The bill is intended to prevent the arrest of innocent people by stopping law enforcement from using the software.
“We know that this technology can lead to false arrests if the wrong person is identified,” said Burnett, who represents the 8th District in far west Baltimore. “[It could] have devastating impacts on people’s lives if we go forward with something like that.”
The study that Burnett referenced was published in 2018 by researchers from Stanford University and the Massachusetts Institute of Technology.
They found three commercial facial analysis programs misidentified light-skinned men less than 1% of the time, but misidentified dark-skinned women 20-35% of the time.

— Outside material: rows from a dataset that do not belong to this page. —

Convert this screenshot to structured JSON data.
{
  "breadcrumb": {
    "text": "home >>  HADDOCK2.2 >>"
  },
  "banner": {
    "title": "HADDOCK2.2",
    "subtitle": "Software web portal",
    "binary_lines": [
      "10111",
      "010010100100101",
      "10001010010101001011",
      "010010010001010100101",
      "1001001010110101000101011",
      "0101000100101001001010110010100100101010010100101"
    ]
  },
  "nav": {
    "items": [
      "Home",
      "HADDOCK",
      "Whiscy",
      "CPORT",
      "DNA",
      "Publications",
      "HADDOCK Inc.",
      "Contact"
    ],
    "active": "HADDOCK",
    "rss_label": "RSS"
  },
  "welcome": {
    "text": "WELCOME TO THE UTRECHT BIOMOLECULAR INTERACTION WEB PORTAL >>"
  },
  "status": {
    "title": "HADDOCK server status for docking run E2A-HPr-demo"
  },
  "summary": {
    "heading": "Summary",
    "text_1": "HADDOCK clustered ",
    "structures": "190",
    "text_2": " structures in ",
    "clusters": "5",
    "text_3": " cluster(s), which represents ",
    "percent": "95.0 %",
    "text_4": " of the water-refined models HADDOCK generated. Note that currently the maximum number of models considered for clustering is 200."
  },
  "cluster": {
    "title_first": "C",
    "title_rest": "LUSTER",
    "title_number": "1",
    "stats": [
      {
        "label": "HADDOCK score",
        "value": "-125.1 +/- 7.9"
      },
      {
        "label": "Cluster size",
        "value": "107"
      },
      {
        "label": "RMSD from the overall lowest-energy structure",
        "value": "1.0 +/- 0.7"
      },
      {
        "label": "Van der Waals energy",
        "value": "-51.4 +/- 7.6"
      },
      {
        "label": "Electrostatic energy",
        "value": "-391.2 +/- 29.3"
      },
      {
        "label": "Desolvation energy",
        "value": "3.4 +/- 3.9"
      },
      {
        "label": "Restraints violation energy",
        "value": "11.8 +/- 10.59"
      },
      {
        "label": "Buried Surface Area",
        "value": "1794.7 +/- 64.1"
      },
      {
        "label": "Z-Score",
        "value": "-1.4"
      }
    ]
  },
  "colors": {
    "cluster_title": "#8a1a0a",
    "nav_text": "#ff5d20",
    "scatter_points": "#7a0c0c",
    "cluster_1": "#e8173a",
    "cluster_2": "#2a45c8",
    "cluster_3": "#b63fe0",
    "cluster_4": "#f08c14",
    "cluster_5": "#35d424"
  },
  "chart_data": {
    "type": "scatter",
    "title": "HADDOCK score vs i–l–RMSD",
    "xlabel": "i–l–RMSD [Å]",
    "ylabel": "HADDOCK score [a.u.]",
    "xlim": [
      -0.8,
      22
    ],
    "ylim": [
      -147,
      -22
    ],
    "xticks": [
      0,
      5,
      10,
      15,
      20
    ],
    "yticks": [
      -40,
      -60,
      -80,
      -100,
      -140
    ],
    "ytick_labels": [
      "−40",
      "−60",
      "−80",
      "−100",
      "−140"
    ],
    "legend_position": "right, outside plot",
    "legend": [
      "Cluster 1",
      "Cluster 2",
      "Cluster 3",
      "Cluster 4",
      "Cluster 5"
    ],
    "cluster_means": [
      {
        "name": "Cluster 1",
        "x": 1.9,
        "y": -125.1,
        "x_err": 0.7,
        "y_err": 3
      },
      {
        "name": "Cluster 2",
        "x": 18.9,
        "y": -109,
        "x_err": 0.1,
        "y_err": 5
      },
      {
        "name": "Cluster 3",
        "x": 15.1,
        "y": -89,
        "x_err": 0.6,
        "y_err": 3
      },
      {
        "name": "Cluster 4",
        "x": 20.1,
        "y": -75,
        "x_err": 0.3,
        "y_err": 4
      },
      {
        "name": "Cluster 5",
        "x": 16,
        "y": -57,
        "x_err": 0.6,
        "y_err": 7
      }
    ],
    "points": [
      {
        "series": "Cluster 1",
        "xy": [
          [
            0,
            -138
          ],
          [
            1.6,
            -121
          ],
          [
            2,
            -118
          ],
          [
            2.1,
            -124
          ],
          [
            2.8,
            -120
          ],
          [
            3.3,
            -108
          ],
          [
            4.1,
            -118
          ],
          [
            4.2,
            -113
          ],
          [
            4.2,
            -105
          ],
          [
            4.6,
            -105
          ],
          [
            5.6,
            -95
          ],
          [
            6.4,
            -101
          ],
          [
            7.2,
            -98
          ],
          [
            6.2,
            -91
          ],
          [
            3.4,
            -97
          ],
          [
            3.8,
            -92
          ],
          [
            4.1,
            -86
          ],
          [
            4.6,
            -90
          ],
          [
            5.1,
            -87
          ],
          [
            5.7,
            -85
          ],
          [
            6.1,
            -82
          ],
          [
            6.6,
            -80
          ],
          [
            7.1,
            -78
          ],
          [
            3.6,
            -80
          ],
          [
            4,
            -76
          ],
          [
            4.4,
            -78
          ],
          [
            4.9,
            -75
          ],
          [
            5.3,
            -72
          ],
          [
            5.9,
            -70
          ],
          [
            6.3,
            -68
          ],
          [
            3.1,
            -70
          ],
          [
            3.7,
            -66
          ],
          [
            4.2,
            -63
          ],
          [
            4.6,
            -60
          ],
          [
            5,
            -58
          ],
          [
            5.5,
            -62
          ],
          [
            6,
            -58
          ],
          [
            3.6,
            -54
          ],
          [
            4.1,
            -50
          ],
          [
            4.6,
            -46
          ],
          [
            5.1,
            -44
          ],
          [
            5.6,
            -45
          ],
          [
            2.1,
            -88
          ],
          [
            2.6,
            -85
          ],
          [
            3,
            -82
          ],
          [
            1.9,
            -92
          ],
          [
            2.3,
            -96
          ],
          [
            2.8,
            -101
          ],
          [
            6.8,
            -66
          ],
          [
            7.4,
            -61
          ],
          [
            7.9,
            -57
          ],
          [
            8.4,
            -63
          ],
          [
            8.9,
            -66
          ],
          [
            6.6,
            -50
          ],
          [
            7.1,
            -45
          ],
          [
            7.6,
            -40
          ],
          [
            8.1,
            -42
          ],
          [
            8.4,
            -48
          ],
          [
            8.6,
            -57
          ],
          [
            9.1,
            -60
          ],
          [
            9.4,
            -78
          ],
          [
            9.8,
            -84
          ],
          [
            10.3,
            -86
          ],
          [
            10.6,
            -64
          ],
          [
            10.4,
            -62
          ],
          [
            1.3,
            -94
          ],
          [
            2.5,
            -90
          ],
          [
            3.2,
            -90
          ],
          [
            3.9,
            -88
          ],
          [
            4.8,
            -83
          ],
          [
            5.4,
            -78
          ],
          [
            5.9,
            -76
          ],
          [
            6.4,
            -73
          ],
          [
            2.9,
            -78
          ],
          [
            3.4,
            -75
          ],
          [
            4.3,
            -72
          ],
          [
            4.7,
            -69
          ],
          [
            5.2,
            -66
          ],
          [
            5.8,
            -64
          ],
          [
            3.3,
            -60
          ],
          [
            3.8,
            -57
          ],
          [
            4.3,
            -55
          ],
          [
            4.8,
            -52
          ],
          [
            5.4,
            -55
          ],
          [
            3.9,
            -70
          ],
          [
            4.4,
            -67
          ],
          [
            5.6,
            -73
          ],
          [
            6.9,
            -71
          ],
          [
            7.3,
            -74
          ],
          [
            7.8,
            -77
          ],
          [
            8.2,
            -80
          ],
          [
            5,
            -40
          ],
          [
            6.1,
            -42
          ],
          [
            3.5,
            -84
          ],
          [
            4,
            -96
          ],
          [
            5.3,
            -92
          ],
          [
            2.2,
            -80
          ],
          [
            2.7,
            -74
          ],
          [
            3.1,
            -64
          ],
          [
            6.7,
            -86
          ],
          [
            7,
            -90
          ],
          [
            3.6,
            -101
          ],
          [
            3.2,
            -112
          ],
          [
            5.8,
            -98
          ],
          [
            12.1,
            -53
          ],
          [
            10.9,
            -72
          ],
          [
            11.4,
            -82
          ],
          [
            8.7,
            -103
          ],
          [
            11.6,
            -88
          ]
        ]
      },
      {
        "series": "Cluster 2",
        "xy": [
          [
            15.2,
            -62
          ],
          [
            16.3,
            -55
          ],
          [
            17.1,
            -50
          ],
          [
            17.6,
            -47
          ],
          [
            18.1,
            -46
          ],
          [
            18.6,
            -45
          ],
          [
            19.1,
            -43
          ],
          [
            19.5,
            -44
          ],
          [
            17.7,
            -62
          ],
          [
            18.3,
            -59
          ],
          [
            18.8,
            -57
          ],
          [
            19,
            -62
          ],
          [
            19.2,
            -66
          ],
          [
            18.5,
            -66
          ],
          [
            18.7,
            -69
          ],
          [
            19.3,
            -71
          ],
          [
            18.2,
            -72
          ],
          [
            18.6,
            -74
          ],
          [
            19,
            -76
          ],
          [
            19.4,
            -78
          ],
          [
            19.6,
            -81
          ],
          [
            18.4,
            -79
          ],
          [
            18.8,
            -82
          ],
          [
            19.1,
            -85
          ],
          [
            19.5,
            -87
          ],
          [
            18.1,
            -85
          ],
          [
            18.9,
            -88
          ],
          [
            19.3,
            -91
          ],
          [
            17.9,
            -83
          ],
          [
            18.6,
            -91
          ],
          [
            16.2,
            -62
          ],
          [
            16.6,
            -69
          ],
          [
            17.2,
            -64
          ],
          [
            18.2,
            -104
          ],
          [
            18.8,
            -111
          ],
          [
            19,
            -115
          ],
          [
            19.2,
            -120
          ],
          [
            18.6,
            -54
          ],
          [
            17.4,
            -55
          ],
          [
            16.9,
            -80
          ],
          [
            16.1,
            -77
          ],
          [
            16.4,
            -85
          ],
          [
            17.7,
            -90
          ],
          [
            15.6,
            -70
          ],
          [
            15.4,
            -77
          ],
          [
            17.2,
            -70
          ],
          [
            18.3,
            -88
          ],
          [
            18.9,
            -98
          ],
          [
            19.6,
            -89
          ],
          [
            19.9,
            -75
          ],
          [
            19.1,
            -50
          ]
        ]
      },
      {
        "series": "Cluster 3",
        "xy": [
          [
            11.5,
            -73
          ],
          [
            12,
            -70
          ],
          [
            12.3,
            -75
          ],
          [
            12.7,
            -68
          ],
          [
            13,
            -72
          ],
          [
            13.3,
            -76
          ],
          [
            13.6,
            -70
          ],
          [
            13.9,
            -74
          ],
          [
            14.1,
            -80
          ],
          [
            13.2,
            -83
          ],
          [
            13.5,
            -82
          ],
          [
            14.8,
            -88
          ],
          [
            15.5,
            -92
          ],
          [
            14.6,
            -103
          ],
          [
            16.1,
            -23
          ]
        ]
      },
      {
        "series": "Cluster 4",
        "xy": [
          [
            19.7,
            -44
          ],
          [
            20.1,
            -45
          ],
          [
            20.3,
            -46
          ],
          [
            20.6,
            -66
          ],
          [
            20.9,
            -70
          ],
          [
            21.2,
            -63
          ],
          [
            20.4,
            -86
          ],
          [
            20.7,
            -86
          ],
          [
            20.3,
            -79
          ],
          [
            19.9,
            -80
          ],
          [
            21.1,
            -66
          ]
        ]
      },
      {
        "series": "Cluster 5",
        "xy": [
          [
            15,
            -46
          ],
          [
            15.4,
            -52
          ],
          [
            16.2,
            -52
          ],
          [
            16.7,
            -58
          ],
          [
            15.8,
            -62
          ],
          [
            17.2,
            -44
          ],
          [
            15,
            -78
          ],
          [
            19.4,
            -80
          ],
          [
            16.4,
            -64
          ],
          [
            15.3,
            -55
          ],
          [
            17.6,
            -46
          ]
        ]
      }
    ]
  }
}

“Such a significant error rate, getting it wrong over a quarter of the time, is a problem,” Burnett said.
The bill wouldn’t apply to some types of facial recognition software, such as those used to unlock phones and doors.
Last year, San Francisco became the first city to ban facial recognition software, and was followed by Oakland, Boston and other cities.
Some have questioned more than just the efficacy of the technology. The ACLU, among others, opposes the technology because it violates privacy rights and civil liberties.
Council President Brandon M. Scott spoke in favor of Burnett’s bill on social media last night.
“We have to get out of this mindset that technology is going to solve all of our problems,” Scott said.
Councilwoman Mary Pat Clarke’s “Ban the Burn” bill (20-0615), seeking to prevent the Young administration from extending the BRESCO incinerator contract with Wheelabrator Technologies, was assigned tonight to the Judiciary Committee.
Clarke said the South Baltimore incinerator urgently needs to be closed in order to protect public health and the environment.
“This is the decisive moment, really,” she said. “If we don’t [end incineration], we will lose years and years to a half-baked fixup of BRESCO, which still pollutes and which has no end in sight.”
Indigenous Peoples’ Day
It was a busy meeting, 2½ hours long, with a little more than two months to go in the 72nd term of the Council.
Councilman John Bullock introduced a bill renaming Columbus Day in honor of indigenous people.
It calls for an Indigenous Peoples’ Day to become a legal holiday in Baltimore in place of Columbus Day on the second Monday in October.
The bill comes after protesters knocked down the Christopher Columbus statue near Little Italy on July 4th, tossing the marble fragments into the Inner Harbor.
Last week, the city deeded the fragments, salvaged from the harbor, back to an Italian American group that gave the monument to the city in 1984.
“We believe the time has come for us to be on the right side of history,” Bullock said.
Preventing another Beirut
Councilman Bill Henry introduced a bill prompted by the massive accidental explosion last month in Beirut.
His bill would require the reporting of certain explosives to the Mayor’s Office of Emergency Management.
“We all talked about how that seemed to be a really stupid thing that happened,” Henry said.
But when he looked into Baltimore’s safeguards against similar disasters, “we found a lack of actual controls in place.”
“We want to make sure we’re doing everything we can to avoid having something like that happen here,” he said.